Work instruction ▸ Reproduction without pictures: print every entry precisely as written.

Excerpted records ▸

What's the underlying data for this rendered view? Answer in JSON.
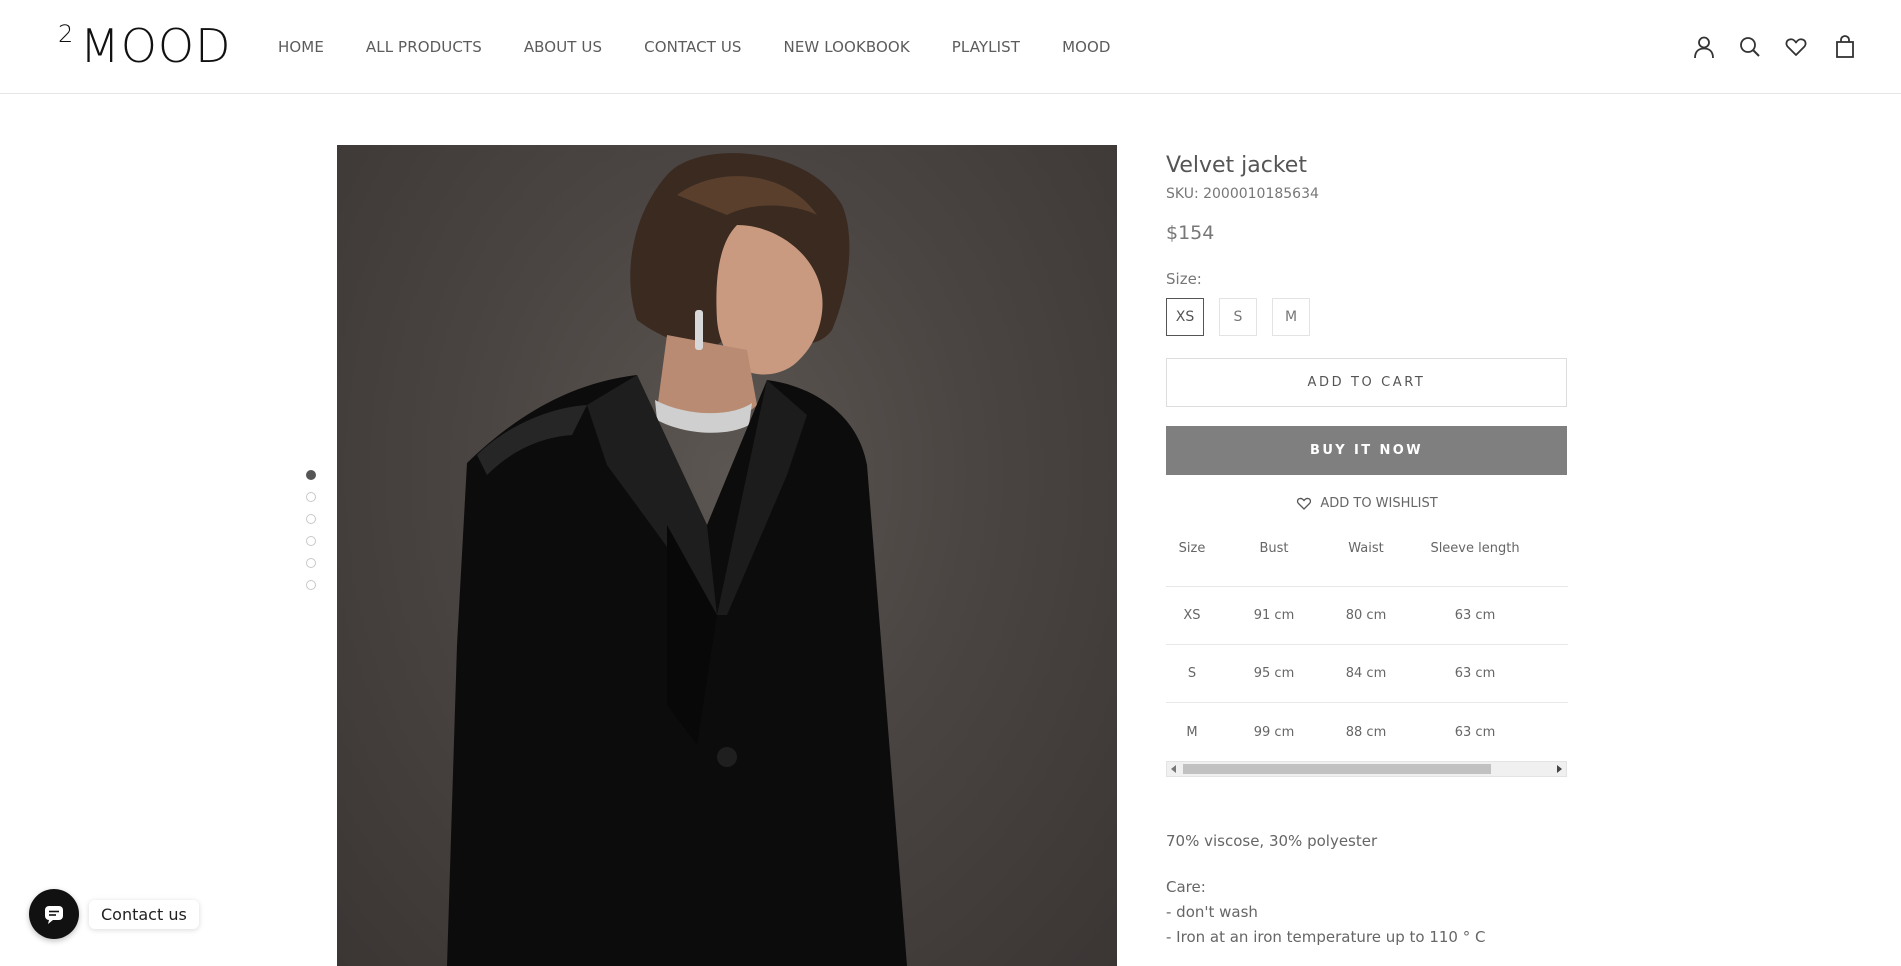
{
  "header": {
    "logo_sup": "2",
    "logo_main": "MOOD",
    "nav": [
      "HOME",
      "ALL PRODUCTS",
      "ABOUT US",
      "CONTACT US",
      "NEW LOOKBOOK",
      "PLAYLIST",
      "MOOD"
    ],
    "icons": [
      "account-icon",
      "search-icon",
      "wishlist-heart-icon",
      "cart-bag-icon"
    ]
  },
  "gallery": {
    "dots_total": 6,
    "active_index": 0
  },
  "product": {
    "title": "Velvet jacket",
    "sku": "SKU: 2000010185634",
    "price": "$154",
    "size_label": "Size:",
    "sizes": [
      "XS",
      "S",
      "M"
    ],
    "selected_size": "XS",
    "add_to_cart": "ADD TO CART",
    "buy_now": "BUY IT NOW",
    "wishlist": "ADD TO WISHLIST"
  },
  "size_table": {
    "headers": [
      "Size",
      "Bust",
      "Waist",
      "Sleeve length"
    ],
    "rows": [
      [
        "XS",
        "91 cm",
        "80 cm",
        "63 cm"
      ],
      [
        "S",
        "95 cm",
        "84 cm",
        "63 cm"
      ],
      [
        "M",
        "99 cm",
        "88 cm",
        "63 cm"
      ]
    ]
  },
  "details": {
    "composition": "70% viscose, 30% polyester",
    "care_title": "Care:",
    "care_lines": [
      "- don't wash",
      "- Iron at an iron temperature up to 110 ° C"
    ]
  },
  "chat": {
    "label": "Contact us"
  },
  "colors": {
    "buy_button": "#7f7f7f",
    "text": "#5c5c5c",
    "photo_bg": "#4a4442"
  }
}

Answer space ▸
What's the underlying data for this rendered view? Answer in JSON.
{
  "header": {
    "logo_sup": "2",
    "logo_main": "MOOD",
    "nav": [
      "HOME",
      "ALL PRODUCTS",
      "ABOUT US",
      "CONTACT US",
      "NEW LOOKBOOK",
      "PLAYLIST",
      "MOOD"
    ],
    "icons": [
      "account-icon",
      "search-icon",
      "wishlist-heart-icon",
      "cart-bag-icon"
    ]
  },
  "gallery": {
    "dots_total": 6,
    "active_index": 0
  },
  "product": {
    "title": "Velvet jacket",
    "sku": "SKU: 2000010185634",
    "price": "$154",
    "size_label": "Size:",
    "sizes": [
      "XS",
      "S",
      "M"
    ],
    "selected_size": "XS",
    "add_to_cart": "ADD TO CART",
    "buy_now": "BUY IT NOW",
    "wishlist": "ADD TO WISHLIST"
  },
  "size_table": {
    "headers": [
      "Size",
      "Bust",
      "Waist",
      "Sleeve length"
    ],
    "rows": [
      [
        "XS",
        "91 cm",
        "80 cm",
        "63 cm"
      ],
      [
        "S",
        "95 cm",
        "84 cm",
        "63 cm"
      ],
      [
        "M",
        "99 cm",
        "88 cm",
        "63 cm"
      ]
    ]
  },
  "details": {
    "composition": "70% viscose, 30% polyester",
    "care_title": "Care:",
    "care_lines": [
      "- don't wash",
      "- Iron at an iron temperature up to 110 ° C"
    ]
  },
  "chat": {
    "label": "Contact us"
  },
  "colors": {
    "buy_button": "#7f7f7f",
    "text": "#5c5c5c",
    "photo_bg": "#4a4442"
  }
}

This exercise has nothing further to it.